CSE senior values leadership, connection, and male allyship in the industry

Computer science student values processes—both technical and interpersonal

Student groups at the University of Minnesota are a great place to make friends, develop interpersonal skills, and find a place within the community—and College of Science and Engineering (CSE) senior Darin Phlork has done just that. 

In the last four years, he has joined several organizations on the Twin Cities campus including the Science and Engineering Student Board (SESB) and the Society of Women Engineers (SWE)—and gained interpersonal skills such as how to mentor and empower others. Phlork spent a year as vice president of SESB, during which the group earned the 2023 Excellence in Academics Award at the Tony Diggs Excellence Awards and Student Group Leadership Program Celebration, as well as the excellence award in the Student Organization category at the CSE Diversity, Equity, and Inclusion Leadership Showcase.

As president of SESB, Phlork was awarded the 2024 President’s Student Leadership & Service Award (PSLSA), which recognizes the accomplishments and contributions of outstanding student leaders at the University of Minnesota.

He reflects—in both the Q&A and video below—on his time as a CSE student in computer science and the next chapter of his life.

How did you pick your major? 

Before coming to college, I had never worked with code before. I was always inspired by software developers and after taking the first intro course, I really enjoyed the freedom and the creativity that comes with working in computer science. I like how involved it is with so many other industries, which gives me a lot of opportunities to make the most impact with my degree. 

Tell us about your experience in CSE student groups.  

Being a part of student groups like SESB and SWE, has given me opportunities to meet other people within the college. 

As president of SESB or the Science and Engineering Student Board, I've really learned a lot about what it's like to manage a team and understand some business aspects of a student group. Additionally, learning how to resolve conflict, whether that be internal or external, and learning how to handle it professionally. 

As a HeForSWE Committee Co-Director with the Society of Women Engineers, I've learned a lot about what it's like to be a woman in STEM, about how women have such different experiences compared to men, and I’ve been able to recognize my privilege in the industry and focus on using my platform to empower others.

How has being at CSE helped prepare you for your future?

When I think about how CSE has prepared me for my future, it's very evident that I’ve gained the engineering and science tools that I'll need in industry, and also more professional and interpersonal skills through my student group involvement.  Specifically, I've learned so much about the value in processes and taking into consideration other people's experiences and concerns in order to maximize success.  

What are your plans after you graduate?

Immediately after graduation, I'm going to take some time to travel around Europe, and it will be my first time out of the U.S. When I come back, I plan to work full-time as a software developer at Boston Scientific.
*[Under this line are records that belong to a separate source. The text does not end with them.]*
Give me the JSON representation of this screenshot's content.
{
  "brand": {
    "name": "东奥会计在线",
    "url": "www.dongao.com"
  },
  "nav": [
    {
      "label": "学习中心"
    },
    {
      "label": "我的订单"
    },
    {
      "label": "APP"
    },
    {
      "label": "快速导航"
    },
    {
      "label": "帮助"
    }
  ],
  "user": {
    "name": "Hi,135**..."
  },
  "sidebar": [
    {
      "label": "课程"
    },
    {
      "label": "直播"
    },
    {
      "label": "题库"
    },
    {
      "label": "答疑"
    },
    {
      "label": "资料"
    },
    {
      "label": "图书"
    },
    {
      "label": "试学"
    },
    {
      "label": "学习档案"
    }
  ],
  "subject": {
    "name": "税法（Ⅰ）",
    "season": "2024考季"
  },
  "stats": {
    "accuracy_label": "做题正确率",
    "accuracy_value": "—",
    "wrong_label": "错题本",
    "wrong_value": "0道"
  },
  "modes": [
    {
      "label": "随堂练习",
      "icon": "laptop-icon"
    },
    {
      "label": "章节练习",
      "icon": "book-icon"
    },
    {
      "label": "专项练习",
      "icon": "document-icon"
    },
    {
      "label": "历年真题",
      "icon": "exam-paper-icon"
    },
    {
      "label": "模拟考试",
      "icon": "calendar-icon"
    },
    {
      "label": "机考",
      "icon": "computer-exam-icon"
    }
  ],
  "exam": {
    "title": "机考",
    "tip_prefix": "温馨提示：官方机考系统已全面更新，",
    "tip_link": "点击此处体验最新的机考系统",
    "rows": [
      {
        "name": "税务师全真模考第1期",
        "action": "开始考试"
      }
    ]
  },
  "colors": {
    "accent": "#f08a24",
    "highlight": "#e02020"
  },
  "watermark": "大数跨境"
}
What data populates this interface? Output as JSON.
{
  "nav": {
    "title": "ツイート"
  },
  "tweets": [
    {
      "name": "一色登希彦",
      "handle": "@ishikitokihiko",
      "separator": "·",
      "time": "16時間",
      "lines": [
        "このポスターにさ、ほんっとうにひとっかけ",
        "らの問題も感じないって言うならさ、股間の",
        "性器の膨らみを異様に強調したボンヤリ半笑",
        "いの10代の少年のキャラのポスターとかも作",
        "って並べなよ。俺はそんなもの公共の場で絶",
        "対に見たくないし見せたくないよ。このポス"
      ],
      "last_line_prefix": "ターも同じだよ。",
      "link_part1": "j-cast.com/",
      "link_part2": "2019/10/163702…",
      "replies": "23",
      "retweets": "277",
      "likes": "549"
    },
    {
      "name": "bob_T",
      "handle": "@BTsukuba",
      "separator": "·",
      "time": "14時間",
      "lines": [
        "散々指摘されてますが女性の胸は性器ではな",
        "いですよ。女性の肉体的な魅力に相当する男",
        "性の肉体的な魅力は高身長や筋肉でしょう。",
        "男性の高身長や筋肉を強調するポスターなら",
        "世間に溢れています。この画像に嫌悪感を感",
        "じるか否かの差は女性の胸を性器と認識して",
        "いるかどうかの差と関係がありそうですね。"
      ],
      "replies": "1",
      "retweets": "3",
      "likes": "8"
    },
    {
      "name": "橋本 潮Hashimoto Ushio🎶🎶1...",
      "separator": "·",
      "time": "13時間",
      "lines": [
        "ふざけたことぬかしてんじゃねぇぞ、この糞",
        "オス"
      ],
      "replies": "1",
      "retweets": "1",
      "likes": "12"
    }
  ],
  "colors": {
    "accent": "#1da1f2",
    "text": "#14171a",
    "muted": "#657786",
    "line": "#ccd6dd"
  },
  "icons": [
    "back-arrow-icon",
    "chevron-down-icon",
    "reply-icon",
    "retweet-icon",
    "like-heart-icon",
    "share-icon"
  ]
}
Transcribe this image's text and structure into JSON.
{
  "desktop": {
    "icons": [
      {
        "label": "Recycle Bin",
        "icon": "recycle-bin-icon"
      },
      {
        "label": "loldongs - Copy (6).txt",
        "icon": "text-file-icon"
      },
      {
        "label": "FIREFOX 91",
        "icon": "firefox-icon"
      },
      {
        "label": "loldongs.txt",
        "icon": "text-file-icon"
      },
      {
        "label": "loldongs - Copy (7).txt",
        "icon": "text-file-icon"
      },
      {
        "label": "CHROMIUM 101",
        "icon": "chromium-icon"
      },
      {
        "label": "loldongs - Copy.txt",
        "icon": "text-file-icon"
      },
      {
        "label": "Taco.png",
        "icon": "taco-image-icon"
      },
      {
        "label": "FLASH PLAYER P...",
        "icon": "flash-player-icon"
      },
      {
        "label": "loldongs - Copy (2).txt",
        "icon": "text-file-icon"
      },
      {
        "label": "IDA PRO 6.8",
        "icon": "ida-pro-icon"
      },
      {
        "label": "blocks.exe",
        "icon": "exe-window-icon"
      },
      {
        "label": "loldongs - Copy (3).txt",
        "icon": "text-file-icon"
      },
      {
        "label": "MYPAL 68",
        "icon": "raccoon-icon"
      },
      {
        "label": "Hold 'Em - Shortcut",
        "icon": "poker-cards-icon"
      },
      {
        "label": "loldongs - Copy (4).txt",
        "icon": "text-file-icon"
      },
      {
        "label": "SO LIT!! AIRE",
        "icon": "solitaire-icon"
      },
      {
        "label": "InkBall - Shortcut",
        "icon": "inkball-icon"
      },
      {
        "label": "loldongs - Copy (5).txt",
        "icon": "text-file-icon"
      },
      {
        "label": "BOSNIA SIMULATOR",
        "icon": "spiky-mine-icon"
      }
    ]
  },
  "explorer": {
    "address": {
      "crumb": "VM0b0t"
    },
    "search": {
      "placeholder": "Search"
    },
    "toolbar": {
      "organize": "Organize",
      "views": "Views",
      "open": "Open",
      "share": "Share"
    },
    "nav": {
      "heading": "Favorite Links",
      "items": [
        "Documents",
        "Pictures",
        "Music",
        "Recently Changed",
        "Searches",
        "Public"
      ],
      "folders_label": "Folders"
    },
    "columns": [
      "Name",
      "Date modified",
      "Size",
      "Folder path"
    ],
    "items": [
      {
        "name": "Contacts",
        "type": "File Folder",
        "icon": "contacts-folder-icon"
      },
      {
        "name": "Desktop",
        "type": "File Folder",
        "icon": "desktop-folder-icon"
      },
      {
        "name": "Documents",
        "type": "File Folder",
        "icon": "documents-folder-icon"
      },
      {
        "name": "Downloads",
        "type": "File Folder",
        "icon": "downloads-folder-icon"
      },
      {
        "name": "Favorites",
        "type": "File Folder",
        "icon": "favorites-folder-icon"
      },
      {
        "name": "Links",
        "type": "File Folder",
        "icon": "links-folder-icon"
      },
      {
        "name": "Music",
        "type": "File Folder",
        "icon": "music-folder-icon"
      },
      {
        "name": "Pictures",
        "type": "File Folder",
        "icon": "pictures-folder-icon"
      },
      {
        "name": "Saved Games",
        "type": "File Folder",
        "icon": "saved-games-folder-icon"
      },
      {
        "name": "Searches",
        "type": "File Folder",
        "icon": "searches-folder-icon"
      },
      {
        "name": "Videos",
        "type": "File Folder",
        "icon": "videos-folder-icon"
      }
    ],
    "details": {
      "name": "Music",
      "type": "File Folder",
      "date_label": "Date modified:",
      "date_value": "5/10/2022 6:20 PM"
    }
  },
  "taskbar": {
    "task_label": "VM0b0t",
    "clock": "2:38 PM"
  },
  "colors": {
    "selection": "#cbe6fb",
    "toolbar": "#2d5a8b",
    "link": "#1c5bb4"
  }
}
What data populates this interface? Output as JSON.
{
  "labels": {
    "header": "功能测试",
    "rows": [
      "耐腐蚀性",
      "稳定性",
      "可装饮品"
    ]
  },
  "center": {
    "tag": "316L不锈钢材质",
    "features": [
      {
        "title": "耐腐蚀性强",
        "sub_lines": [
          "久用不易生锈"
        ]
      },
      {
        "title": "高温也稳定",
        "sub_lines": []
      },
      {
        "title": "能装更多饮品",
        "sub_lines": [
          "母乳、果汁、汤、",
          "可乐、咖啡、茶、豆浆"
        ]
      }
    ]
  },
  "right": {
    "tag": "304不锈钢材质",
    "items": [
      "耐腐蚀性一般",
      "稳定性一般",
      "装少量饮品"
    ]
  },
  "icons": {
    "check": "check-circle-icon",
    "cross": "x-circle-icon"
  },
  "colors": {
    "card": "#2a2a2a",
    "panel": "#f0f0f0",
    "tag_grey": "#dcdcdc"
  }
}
I was offered the position after being a part-time intern for the last year. I'm really happy to go back to them and make such a positive impact.

In addition to that, I hope to continue my leadership pursuits in the Society of Women Engineers. With my advocacy work specifically, I'm planning on working with the national Society of Women Engineers. So far, I've set up an opportunity where I can write blog posts to share my experiences and understanding of male allyship and help to foster it in more spaces. 

Interview and photo by Katelyn Mayne